Di's self sown winter kale. Photo by Di Gilkes.
Di’s self-sown winter kale. Photo by Di Gilkes.

Our garden¬†tour took place before we drank our way through the wine cellar and agreed that a sleepover was not only wise, but compulsory. We raised our glasses in tribute to¬†our recently departed friend and pondered the meaning of life, all those questions that assume magnitude¬†after a wine or six. Promises were made, and as I recall, a meal was eaten. We are too old and wise to adopt the famous drinker’s adage,”eating’s cheating”. No, maybe not wise.

balance and harmony
Balance and Harmony

But, getting back to that kale, now that the old-fashioned winter green is no longer trending, a healthy Japanese soup, combining kale, miso and tofu seems in order. I might even add a little recuperative salmon to the brew. Perhaps I should call this Penance Soup?

INGREDIENTS, for four.

  • 5 cups water or vegetable stock
  • 2 spring onions, white and light-green parts only, thinly sliced
  • 2 teaspoons grated fresh ginger
  • 1 garlic clove, thinly sliced
  • 3 tablespoons shiro miso or pale coloured miso
  • 2 teaspoons Japanese soy sauce, such as, Kikkoman
  • 85 gr kale, trimmed and shredded
  • 175 gr silken tofu, drained, cut into small cubes
  • 180 gr piece of salmon fillet, skin removed, cubed
  • reserved chopped spring onion greens for serving

    The Cure
    The Cure

DIRECTIONS

  1. Bring the stock or water to a boil in a medium saucepan over medium-high heat. Add spring onions, ginger, and garlic. Reduce heat. Cover, and simmer 10 minutes.

  2. Add miso, then stir to dissolve. Add the soy sauce, kale, and salmon. Return to a simmer, and continue cooking gently until kale is tender, about 5 minutes. Add the silken tofu cubes to heat through. Add reserved chopped spring onion greens when serving.

Notes. The salmon can be left out for a simpler vegetarian version.

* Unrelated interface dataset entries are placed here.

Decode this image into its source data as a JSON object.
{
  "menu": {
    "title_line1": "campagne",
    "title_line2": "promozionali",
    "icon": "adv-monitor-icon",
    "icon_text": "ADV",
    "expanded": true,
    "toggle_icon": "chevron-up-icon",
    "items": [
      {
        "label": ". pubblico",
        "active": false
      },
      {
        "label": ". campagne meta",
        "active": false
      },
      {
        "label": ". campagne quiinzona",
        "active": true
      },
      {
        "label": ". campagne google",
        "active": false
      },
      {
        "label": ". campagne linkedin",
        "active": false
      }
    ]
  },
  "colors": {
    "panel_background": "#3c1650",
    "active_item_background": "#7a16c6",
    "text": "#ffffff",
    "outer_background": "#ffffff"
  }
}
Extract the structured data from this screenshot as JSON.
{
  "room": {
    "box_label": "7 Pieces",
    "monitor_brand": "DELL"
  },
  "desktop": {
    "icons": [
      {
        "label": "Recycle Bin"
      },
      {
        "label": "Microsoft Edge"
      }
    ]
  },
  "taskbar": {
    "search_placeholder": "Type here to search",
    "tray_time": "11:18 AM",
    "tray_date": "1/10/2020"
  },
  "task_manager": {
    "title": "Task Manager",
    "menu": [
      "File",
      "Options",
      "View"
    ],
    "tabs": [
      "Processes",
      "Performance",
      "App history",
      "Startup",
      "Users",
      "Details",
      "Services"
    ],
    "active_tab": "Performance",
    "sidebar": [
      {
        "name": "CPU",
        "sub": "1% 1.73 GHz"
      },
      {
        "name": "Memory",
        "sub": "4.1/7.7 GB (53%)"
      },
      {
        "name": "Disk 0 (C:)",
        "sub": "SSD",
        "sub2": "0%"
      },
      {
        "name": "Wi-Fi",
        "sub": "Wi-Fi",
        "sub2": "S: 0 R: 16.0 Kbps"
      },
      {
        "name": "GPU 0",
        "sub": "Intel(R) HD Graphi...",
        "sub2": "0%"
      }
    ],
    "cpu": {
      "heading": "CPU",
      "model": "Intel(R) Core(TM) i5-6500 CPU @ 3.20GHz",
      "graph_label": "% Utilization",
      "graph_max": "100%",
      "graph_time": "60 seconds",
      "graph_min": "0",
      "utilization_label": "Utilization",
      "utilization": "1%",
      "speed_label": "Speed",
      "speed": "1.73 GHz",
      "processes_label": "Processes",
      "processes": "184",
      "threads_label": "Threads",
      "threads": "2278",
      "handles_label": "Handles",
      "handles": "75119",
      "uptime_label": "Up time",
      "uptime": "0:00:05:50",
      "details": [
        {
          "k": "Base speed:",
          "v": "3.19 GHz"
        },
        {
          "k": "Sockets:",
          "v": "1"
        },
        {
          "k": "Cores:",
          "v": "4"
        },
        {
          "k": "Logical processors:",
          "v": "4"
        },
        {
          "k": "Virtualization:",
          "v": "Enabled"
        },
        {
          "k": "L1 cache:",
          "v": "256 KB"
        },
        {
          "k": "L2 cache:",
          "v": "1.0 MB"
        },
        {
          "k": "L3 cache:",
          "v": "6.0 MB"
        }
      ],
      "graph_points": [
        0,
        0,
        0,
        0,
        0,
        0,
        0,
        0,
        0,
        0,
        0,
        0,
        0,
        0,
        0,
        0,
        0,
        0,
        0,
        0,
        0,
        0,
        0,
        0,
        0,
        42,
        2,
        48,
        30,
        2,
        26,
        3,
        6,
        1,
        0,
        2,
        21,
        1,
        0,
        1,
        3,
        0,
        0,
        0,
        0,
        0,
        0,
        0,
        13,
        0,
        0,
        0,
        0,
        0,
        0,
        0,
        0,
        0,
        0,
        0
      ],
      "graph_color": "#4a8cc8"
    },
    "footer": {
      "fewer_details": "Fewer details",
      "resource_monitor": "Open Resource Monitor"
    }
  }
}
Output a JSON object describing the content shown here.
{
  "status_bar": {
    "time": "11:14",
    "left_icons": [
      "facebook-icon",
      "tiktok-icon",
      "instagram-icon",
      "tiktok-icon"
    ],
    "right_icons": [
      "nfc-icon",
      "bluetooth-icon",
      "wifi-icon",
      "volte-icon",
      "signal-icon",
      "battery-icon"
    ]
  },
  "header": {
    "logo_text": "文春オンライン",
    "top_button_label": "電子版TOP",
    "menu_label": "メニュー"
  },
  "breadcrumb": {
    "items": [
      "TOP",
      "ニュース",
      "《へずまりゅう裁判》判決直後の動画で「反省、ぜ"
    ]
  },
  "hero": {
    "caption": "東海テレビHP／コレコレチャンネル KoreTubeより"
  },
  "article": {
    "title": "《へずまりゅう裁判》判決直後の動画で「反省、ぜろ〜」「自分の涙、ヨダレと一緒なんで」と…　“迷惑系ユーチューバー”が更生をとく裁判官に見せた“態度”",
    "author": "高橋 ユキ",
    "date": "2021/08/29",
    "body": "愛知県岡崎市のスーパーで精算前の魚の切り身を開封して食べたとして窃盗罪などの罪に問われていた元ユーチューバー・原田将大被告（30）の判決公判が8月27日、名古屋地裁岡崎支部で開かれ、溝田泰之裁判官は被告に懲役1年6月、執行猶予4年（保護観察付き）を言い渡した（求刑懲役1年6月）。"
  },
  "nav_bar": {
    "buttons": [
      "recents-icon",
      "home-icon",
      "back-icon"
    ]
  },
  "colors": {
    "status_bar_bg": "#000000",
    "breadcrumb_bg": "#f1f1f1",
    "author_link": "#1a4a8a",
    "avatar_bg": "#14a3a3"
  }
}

Any tofu may be used but I prefer the silken variety for this soup.

respect and
Respect and Tranquillity.

Farewell to our friend Piers, artist, sailor, adventurer.